'''
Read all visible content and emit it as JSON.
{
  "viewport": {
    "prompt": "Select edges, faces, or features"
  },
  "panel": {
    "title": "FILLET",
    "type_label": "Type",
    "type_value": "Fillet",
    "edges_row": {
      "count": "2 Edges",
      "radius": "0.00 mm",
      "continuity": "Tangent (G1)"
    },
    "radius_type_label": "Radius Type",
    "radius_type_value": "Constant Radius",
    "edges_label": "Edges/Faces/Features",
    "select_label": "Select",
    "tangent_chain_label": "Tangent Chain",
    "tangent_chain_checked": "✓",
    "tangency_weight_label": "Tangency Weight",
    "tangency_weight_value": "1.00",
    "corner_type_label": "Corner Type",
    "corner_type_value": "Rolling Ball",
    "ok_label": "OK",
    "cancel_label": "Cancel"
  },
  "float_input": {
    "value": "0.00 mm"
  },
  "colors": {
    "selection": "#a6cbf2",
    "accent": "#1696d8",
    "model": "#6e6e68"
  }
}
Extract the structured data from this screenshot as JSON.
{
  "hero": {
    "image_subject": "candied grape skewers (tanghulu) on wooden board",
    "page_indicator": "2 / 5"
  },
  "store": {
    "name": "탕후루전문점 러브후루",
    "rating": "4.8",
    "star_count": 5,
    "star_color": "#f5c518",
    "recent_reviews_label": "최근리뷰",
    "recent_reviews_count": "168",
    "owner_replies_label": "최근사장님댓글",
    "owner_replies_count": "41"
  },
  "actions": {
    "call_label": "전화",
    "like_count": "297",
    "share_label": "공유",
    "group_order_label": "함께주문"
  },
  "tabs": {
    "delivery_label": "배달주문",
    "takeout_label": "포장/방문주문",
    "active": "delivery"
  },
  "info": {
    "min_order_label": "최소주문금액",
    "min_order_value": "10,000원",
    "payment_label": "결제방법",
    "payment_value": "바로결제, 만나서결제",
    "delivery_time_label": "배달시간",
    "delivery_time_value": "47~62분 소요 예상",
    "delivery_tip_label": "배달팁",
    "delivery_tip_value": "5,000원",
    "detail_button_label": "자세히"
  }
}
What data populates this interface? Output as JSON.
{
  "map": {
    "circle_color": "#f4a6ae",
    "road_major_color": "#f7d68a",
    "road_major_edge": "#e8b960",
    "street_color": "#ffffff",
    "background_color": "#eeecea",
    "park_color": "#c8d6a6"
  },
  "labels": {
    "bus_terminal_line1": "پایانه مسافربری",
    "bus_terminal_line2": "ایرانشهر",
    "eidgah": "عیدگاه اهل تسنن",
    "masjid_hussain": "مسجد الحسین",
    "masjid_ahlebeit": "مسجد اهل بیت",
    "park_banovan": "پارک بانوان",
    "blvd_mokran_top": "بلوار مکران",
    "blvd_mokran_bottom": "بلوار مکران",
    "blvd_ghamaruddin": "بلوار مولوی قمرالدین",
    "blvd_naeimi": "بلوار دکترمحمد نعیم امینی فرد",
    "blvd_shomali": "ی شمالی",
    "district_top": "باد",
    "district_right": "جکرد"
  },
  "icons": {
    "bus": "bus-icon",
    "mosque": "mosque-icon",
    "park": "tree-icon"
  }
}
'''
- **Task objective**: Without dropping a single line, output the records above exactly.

- **Result**:
Read all visible content and emit it as JSON.
{
  "viewport": {
    "prompt": "Select edges, faces, or features"
  },
  "panel": {
    "title": "FILLET",
    "type_label": "Type",
    "type_value": "Fillet",
    "edges_row": {
      "count": "2 Edges",
      "radius": "0.00 mm",
      "continuity": "Tangent (G1)"
    },
    "radius_type_label": "Radius Type",
    "radius_type_value": "Constant Radius",
    "edges_label": "Edges/Faces/Features",
    "select_label": "Select",
    "tangent_chain_label": "Tangent Chain",
    "tangent_chain_checked": "✓",
    "tangency_weight_label": "Tangency Weight",
    "tangency_weight_value": "1.00",
    "corner_type_label": "Corner Type",
    "corner_type_value": "Rolling Ball",
    "ok_label": "OK",
    "cancel_label": "Cancel"
  },
  "float_input": {
    "value": "0.00 mm"
  },
  "colors": {
    "selection": "#a6cbf2",
    "accent": "#1696d8",
    "model": "#6e6e68"
  }
}
Extract the structured data from this screenshot as JSON.
{
  "hero": {
    "image_subject": "candied grape skewers (tanghulu) on wooden board",
    "page_indicator": "2 / 5"
  },
  "store": {
    "name": "탕후루전문점 러브후루",
    "rating": "4.8",
    "star_count": 5,
    "star_color": "#f5c518",
    "recent_reviews_label": "최근리뷰",
    "recent_reviews_count": "168",
    "owner_replies_label": "최근사장님댓글",
    "owner_replies_count": "41"
  },
  "actions": {
    "call_label": "전화",
    "like_count": "297",
    "share_label": "공유",
    "group_order_label": "함께주문"
  },
  "tabs": {
    "delivery_label": "배달주문",
    "takeout_label": "포장/방문주문",
    "active": "delivery"
  },
  "info": {
    "min_order_label": "최소주문금액",
    "min_order_value": "10,000원",
    "payment_label": "결제방법",
    "payment_value": "바로결제, 만나서결제",
    "delivery_time_label": "배달시간",
    "delivery_time_value": "47~62분 소요 예상",
    "delivery_tip_label": "배달팁",
    "delivery_tip_value": "5,000원",
    "detail_button_label": "자세히"
  }
}
What data populates this interface? Output as JSON.
{
  "map": {
    "circle_color": "#f4a6ae",
    "road_major_color": "#f7d68a",
    "road_major_edge": "#e8b960",
    "street_color": "#ffffff",
    "background_color": "#eeecea",
    "park_color": "#c8d6a6"
  },
  "labels": {
    "bus_terminal_line1": "پایانه مسافربری",
    "bus_terminal_line2": "ایرانشهر",
    "eidgah": "عیدگاه اهل تسنن",
    "masjid_hussain": "مسجد الحسین",
    "masjid_ahlebeit": "مسجد اهل بیت",
    "park_banovan": "پارک بانوان",
    "blvd_mokran_top": "بلوار مکران",
    "blvd_mokran_bottom": "بلوار مکران",
    "blvd_ghamaruddin": "بلوار مولوی قمرالدین",
    "blvd_naeimi": "بلوار دکترمحمد نعیم امینی فرد",
    "blvd_shomali": "ی شمالی",
    "district_top": "باد",
    "district_right": "جکرد"
  },
  "icons": {
    "bus": "bus-icon",
    "mosque": "mosque-icon",
    "park": "tree-icon"
  }
}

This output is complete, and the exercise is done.